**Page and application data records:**
-------------------------
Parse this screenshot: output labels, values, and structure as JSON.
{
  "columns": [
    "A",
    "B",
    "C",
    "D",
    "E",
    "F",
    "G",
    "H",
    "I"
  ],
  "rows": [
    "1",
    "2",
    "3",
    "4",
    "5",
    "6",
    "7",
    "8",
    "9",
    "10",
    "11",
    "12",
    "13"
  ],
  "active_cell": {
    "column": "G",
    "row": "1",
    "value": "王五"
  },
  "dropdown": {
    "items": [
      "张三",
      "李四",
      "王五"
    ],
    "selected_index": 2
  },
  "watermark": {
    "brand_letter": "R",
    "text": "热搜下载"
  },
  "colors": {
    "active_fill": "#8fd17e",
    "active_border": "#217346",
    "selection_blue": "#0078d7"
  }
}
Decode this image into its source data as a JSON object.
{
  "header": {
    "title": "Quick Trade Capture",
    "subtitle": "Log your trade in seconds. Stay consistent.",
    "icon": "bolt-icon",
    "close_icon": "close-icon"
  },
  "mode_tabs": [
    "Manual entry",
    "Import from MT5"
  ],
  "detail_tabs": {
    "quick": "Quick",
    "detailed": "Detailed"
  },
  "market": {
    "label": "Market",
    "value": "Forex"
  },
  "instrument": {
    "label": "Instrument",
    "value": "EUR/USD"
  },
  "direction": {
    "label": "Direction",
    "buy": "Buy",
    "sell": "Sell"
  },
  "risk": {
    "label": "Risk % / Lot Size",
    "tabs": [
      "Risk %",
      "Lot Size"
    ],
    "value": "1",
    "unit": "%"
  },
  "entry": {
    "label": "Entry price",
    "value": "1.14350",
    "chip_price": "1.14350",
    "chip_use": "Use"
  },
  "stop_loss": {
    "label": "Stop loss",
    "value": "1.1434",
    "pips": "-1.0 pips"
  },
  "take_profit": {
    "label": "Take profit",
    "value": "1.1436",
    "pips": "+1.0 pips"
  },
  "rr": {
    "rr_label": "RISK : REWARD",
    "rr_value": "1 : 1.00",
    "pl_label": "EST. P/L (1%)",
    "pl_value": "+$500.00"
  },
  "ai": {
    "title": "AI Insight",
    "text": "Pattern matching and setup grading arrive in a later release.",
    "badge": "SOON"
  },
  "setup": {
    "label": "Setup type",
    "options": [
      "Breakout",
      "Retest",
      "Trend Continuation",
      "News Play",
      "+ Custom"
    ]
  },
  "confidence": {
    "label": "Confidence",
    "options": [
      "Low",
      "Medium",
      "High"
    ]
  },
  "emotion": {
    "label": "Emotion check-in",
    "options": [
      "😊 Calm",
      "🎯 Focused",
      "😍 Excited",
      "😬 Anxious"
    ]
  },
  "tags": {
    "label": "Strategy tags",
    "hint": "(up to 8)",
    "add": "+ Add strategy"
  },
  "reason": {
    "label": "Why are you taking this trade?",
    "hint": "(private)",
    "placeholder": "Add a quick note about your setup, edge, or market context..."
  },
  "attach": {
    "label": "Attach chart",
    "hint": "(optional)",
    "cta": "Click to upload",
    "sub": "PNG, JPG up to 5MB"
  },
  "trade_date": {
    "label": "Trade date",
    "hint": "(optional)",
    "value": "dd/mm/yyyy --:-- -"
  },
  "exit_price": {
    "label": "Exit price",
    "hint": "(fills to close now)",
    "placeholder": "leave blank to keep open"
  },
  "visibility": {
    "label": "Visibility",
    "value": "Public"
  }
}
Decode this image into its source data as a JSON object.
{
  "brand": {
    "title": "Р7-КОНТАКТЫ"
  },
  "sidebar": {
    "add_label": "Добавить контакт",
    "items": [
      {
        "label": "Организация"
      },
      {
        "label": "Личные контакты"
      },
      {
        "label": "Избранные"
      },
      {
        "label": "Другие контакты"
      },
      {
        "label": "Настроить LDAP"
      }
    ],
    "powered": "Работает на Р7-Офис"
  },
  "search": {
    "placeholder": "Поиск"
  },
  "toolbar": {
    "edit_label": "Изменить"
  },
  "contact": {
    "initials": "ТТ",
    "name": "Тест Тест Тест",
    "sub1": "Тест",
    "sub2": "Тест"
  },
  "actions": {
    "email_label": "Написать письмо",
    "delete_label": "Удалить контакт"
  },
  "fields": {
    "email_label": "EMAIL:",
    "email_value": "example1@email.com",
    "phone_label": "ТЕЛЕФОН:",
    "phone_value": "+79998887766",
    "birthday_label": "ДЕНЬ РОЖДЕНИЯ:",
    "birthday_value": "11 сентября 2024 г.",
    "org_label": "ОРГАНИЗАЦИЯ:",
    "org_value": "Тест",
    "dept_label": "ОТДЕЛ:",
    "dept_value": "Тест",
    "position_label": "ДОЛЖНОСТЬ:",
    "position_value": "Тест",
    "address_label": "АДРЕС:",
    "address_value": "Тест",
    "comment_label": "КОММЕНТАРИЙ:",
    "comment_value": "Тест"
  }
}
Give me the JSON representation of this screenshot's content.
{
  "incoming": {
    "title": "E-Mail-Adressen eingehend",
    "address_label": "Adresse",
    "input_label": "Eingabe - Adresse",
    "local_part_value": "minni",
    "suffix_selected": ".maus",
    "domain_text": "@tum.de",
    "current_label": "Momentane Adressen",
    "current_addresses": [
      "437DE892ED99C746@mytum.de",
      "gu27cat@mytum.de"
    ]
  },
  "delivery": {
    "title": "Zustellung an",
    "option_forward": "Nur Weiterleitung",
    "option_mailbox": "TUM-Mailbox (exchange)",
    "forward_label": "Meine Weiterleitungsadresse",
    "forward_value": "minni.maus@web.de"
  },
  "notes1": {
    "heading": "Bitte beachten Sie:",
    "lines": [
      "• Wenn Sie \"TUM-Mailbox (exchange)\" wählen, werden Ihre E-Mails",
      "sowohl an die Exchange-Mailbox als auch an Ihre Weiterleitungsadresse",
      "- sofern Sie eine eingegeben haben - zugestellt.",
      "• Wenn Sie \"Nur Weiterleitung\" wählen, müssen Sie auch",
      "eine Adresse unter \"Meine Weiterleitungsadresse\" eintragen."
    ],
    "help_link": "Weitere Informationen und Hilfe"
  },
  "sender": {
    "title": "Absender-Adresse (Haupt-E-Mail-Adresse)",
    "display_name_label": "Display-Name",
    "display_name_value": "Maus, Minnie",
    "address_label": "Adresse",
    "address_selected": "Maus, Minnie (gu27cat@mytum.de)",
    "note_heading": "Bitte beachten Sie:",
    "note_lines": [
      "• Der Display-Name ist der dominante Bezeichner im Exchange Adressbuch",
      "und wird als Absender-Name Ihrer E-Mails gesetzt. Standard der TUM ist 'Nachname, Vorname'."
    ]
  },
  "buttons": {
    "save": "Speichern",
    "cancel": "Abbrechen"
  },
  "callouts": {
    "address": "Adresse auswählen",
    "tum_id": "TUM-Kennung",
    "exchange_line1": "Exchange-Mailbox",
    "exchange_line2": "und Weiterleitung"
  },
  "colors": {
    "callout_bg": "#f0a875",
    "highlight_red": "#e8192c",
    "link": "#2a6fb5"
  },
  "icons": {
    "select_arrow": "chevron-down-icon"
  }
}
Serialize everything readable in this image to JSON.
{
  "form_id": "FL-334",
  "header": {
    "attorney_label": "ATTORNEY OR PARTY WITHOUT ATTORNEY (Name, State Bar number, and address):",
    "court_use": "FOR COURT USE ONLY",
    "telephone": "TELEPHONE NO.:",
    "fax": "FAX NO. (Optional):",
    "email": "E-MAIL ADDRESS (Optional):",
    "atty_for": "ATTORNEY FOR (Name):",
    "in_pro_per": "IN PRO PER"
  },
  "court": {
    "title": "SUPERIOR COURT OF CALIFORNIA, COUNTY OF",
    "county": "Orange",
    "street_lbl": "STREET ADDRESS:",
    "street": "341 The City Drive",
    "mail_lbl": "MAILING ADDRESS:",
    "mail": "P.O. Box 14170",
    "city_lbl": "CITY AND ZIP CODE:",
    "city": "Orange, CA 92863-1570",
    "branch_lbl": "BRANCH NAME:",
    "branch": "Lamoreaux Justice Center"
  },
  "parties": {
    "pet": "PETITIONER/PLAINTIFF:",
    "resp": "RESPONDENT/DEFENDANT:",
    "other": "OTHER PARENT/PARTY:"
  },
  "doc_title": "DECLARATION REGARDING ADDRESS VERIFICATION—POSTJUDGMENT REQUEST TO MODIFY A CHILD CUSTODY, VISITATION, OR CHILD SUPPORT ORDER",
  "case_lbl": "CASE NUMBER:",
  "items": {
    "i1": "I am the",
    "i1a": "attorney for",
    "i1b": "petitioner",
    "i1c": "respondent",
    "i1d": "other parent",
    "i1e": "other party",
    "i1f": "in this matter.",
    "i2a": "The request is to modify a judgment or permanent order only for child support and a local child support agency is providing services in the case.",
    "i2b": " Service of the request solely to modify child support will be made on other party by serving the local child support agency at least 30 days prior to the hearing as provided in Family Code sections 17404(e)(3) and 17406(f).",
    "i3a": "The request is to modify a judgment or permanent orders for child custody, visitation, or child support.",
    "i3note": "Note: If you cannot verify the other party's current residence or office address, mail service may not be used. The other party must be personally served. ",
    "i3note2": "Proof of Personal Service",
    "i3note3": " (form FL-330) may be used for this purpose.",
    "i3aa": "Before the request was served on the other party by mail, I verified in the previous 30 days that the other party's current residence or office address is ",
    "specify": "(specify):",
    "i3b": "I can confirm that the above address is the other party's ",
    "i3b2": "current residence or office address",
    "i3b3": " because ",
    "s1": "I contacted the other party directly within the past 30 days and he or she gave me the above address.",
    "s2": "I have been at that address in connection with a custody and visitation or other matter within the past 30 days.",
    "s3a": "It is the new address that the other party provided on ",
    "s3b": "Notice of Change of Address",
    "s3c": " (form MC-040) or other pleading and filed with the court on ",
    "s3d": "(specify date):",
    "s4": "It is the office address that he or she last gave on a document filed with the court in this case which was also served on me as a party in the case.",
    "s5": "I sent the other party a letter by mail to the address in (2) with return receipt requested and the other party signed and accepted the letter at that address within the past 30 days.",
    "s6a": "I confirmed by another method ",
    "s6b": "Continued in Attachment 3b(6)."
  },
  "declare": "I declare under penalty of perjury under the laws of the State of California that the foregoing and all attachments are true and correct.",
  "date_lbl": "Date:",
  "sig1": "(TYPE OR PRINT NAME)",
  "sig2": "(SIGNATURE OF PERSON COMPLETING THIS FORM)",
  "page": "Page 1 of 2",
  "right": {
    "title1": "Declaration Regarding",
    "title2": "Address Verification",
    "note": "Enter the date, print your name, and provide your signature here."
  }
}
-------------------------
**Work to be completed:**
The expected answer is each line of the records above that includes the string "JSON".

**Result for this task:**
Parse this screenshot: output labels, values, and structure as JSON.
Decode this image into its source data as a JSON object.
Decode this image into its source data as a JSON object.
Give me the JSON representation of this screenshot's content.
Serialize everything readable in this image to JSON.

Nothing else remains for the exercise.